Wang, Hui

Everyone shines in their own way.

Wang, Hui


Greater Bay Biomedical InnoCenter

Junior Principal Investigator


  • 2021 - Present

    Shenzhen Bay Laboratory         Junior Principal Investigator

  • 2015 - 2021

    HHMI and University of Washington         Research Specialist

  • 2009 - 2015

    HHMI and University of Washington         Postdoc Fellow

  • 2008 - 2009

    Nankai University         Research Associate

  • 2002 - 2008

    Tsinghua University         Ph.D.

  • 1998 - 2002

    Sichuan University         B.S.

Research Areas

Dr. Hui Wang studies iron biology and how this essential element is implicated in a variety of critical processes, such as iron metabolism, iron homeostasis, and ferroptosis. Her group, by using a combination of interdisciplinary approaches, seeks to understand the key iron-involving regulatory mechanisms by which cells maintain their homeostasis in response to signals or stresses, to uncover the iron-relevant pathways that are altered and misregulated in diseases, and to further explore therapeutical designs to benefit human health based on the learned biological principles. 


Dr. Hui Wang obtained her Ph.D. degree in Biology from Tsinghua University under the supervision of Prof. Zihe Rao. Shortly after that she joined the HHMI lab led by Prof. Ning Zheng at University of Washington as a postdoctoral researcher, and stayed at HHMI as a research specialist thereafter. Dr. Wang has long been focused on probing the fundamental regulatory mechanisms underlying celluar homeostasis, especially iron homeostasis, to ultimately understand the intricate relationship between the altered/misregulated metabolic pathways and human diseases.

Dr. Wang discovered for the first time that an FeS cluster functions as a critical redox switch in the ubiquitin-proteasome system in eukaryotes. In response to the changes of oxygen/redox levels in cells, this cluster switches between its reduced and oxidized states, dictating the degradation of IRP2, an essential controller in iron metabolism, and thereby the  maintainance of iron homeostasis.
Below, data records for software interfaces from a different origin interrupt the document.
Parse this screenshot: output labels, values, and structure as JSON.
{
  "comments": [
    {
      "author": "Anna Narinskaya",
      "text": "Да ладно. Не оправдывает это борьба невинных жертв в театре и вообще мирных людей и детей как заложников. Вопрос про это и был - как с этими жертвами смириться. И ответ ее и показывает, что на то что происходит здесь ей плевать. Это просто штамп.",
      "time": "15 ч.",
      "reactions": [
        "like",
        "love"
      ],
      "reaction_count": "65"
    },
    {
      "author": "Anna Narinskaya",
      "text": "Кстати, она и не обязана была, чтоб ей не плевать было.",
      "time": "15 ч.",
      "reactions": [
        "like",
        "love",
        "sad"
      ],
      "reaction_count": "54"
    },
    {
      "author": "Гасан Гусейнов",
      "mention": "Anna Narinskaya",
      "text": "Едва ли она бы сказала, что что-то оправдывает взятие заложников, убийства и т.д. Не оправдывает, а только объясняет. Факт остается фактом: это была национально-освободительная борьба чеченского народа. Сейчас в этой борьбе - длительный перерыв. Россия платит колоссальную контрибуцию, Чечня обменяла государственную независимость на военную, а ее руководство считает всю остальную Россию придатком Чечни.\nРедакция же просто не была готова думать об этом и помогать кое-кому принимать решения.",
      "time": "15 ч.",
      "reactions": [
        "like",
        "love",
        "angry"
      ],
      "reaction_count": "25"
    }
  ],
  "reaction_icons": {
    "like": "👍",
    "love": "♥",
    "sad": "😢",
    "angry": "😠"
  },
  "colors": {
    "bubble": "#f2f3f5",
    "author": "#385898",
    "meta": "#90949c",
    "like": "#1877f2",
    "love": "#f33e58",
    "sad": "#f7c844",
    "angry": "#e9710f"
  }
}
Her findings solidified the role of FeS proteins in sensing of oxygen/redox to determine the critical processes. Additionally, Dr. Wang has explored the RNA metabolism, and published first-authored articles in Molecular Cell, Nature Structural & Molecular Biology, Cell Research, The EMBO Journal, and Journal of Molecular Biology. Her work has been previewed and highlighted at several occasions, and is well-recognized within the community. 

Mol Cell. 2020, 78(1): 31-41.

Dr. Wang unveiled a novel oxygen/redox sensing regulatory mechanism to maintain iron homeostasis

Front Cell Dev Biol. 2020, Oct 7;8:590226.

Dr. Wang’s group strives to understand the interplay between iron metabolism and ferroptosis



• 2019  10 years of Dedicated Service  HHMI

• 2005  General Electric Scholarship  Tsinghua University

• 2004  Guanghua Scholarship  Tsinghua University 

• 2002  Outstanding Graduate Cadre  Sichuan University

• 2002  Dikang Scholarship  Sichuan University

Related News

Preview  Mol Cell. 2020, 78(1): 1-3,

Research Highlight  Nat Chem Biol. 2020, 16(5): 481,

Editors’ Choice  Sci Signal. 2019, 12(588): eaay5593,

News & Views  EMBO J. 2020, 39(8): e104744,

Selected Publications

1. Wang H*, Shi H*, Rajan M, Canarie RE, Hong S, Simoneschi D, Pagano M, Bush FM, Stoll S, Leibold AE, Zheng N. FBXL5 regulates IRP2 stability in iron homeostasis via an oxygen-responsive [2Fe2S] cluster. Mol Cell. 2020, 78(1): 31-41.

2. Kuchay S*, Wang H*, Marzio A, Jain K, Homer H, Fehrenbacher N, Philips MR, Zheng N, Pagano M. GGTase3 is a newly identified geranylgeranyltransferase targeting a ubiquitin ligase. Nat Struct Mol Biol. 2019, 26(7): 628-636.

3. Wang H, Curran EC, Hinds TR, Wang EH, Zheng N. Crystal structure of a TAF1-TAF7 complex in human transcription factor IID reveals a promoter binding module. Cell Res. 2014, 24(12): 1433-1444.

4. Wang H, Morita M, Yang X, Suzuki T, Yang W, Wang J, Ito K, Wang Q, Zhao C, Bartlam M, Yamamoto T, Rao Z. Crystal structure of the human CNOT6L nuclease domain reveals strict poly(A) substrate specificity. EMBO J. 2010, 29(15): 2566-2576.

5. Wang H*, Pang H*, Bartlam M, Rao Z. Crystal structure of human E1 enzyme and its complex with a substrate analog reveals the mechanism of its phosphatase/enolase activity. J Mol Biol. 2005, 348(4): 917-926.